Requirement:
The records below need to be printed in full. Keep each one exact.

Records:
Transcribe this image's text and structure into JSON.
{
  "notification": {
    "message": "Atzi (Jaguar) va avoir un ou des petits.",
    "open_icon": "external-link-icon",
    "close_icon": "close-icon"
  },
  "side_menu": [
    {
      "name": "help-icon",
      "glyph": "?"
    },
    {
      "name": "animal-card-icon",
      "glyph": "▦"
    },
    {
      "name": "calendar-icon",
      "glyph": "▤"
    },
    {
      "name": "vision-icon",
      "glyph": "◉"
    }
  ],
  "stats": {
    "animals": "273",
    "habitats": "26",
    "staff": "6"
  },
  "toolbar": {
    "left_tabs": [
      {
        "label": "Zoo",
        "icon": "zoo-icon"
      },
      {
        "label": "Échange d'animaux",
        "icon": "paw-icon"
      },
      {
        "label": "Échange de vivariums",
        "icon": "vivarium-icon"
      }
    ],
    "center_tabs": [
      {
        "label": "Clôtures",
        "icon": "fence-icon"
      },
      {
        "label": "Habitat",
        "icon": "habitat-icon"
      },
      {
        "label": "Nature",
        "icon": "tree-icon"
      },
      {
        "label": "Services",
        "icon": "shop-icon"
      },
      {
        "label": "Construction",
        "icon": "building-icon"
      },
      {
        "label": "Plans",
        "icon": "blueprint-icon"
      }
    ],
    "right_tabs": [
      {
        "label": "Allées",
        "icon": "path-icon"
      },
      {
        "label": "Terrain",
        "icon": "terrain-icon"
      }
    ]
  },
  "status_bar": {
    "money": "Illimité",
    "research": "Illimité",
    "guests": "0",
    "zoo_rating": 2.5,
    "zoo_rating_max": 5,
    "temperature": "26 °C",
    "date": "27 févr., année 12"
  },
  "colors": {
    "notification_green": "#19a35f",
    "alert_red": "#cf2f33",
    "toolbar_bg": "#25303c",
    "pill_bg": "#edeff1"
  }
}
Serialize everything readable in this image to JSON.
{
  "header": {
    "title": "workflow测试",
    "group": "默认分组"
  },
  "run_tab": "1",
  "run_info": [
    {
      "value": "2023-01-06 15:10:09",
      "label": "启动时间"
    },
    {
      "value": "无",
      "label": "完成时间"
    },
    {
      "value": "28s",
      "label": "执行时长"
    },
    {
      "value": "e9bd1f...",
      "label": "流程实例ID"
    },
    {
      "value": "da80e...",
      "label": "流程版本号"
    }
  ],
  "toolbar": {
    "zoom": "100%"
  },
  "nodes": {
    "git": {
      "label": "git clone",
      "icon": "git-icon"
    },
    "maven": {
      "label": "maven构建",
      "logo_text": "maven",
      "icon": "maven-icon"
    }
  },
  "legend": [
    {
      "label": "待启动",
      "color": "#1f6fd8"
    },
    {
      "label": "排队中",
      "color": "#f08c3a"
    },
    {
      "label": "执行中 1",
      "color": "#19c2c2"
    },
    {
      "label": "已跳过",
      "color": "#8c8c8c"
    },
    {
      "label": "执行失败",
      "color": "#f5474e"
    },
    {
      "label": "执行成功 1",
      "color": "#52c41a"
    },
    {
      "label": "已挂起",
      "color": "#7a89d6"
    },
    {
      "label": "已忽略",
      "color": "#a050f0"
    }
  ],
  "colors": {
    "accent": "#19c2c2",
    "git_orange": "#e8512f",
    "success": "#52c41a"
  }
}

Your solution:
Transcribe this image's text and structure into JSON.
{
  "notification": {
    "message": "Atzi (Jaguar) va avoir un ou des petits.",
    "open_icon": "external-link-icon",
    "close_icon": "close-icon"
  },
  "side_menu": [
    {
      "name": "help-icon",
      "glyph": "?"
    },
    {
      "name": "animal-card-icon",
      "glyph": "▦"
    },
    {
      "name": "calendar-icon",
      "glyph": "▤"
    },
    {
      "name": "vision-icon",
      "glyph": "◉"
    }
  ],
  "stats": {
    "animals": "273",
    "habitats": "26",
    "staff": "6"
  },
  "toolbar": {
    "left_tabs": [
      {
        "label": "Zoo",
        "icon": "zoo-icon"
      },
      {
        "label": "Échange d'animaux",
        "icon": "paw-icon"
      },
      {
        "label": "Échange de vivariums",
        "icon": "vivarium-icon"
      }
    ],
    "center_tabs": [
      {
        "label": "Clôtures",
        "icon": "fence-icon"
      },
      {
        "label": "Habitat",
        "icon": "habitat-icon"
      },
      {
        "label": "Nature",
        "icon": "tree-icon"
      },
      {
        "label": "Services",
        "icon": "shop-icon"
      },
      {
        "label": "Construction",
        "icon": "building-icon"
      },
      {
        "label": "Plans",
        "icon": "blueprint-icon"
      }
    ],
    "right_tabs": [
      {
        "label": "Allées",
        "icon": "path-icon"
      },
      {
        "label": "Terrain",
        "icon": "terrain-icon"
      }
    ]
  },
  "status_bar": {
    "money": "Illimité",
    "research": "Illimité",
    "guests": "0",
    "zoo_rating": 2.5,
    "zoo_rating_max": 5,
    "temperature": "26 °C",
    "date": "27 févr., année 12"
  },
  "colors": {
    "notification_green": "#19a35f",
    "alert_red": "#cf2f33",
    "toolbar_bg": "#25303c",
    "pill_bg": "#edeff1"
  }
}
Serialize everything readable in this image to JSON.
{
  "header": {
    "title": "workflow测试",
    "group": "默认分组"
  },
  "run_tab": "1",
  "run_info": [
    {
      "value": "2023-01-06 15:10:09",
      "label": "启动时间"
    },
    {
      "value": "无",
      "label": "完成时间"
    },
    {
      "value": "28s",
      "label": "执行时长"
    },
    {
      "value": "e9bd1f...",
      "label": "流程实例ID"
    },
    {
      "value": "da80e...",
      "label": "流程版本号"
    }
  ],
  "toolbar": {
    "zoom": "100%"
  },
  "nodes": {
    "git": {
      "label": "git clone",
      "icon": "git-icon"
    },
    "maven": {
      "label": "maven构建",
      "logo_text": "maven",
      "icon": "maven-icon"
    }
  },
  "legend": [
    {
      "label": "待启动",
      "color": "#1f6fd8"
    },
    {
      "label": "排队中",
      "color": "#f08c3a"
    },
    {
      "label": "执行中 1",
      "color": "#19c2c2"
    },
    {
      "label": "已跳过",
      "color": "#8c8c8c"
    },
    {
      "label": "执行失败",
      "color": "#f5474e"
    },
    {
      "label": "执行成功 1",
      "color": "#52c41a"
    },
    {
      "label": "已挂起",
      "color": "#7a89d6"
    },
    {
      "label": "已忽略",
      "color": "#a050f0"
    }
  ],
  "colors": {
    "accent": "#19c2c2",
    "git_orange": "#e8512f",
    "success": "#52c41a"
  }
}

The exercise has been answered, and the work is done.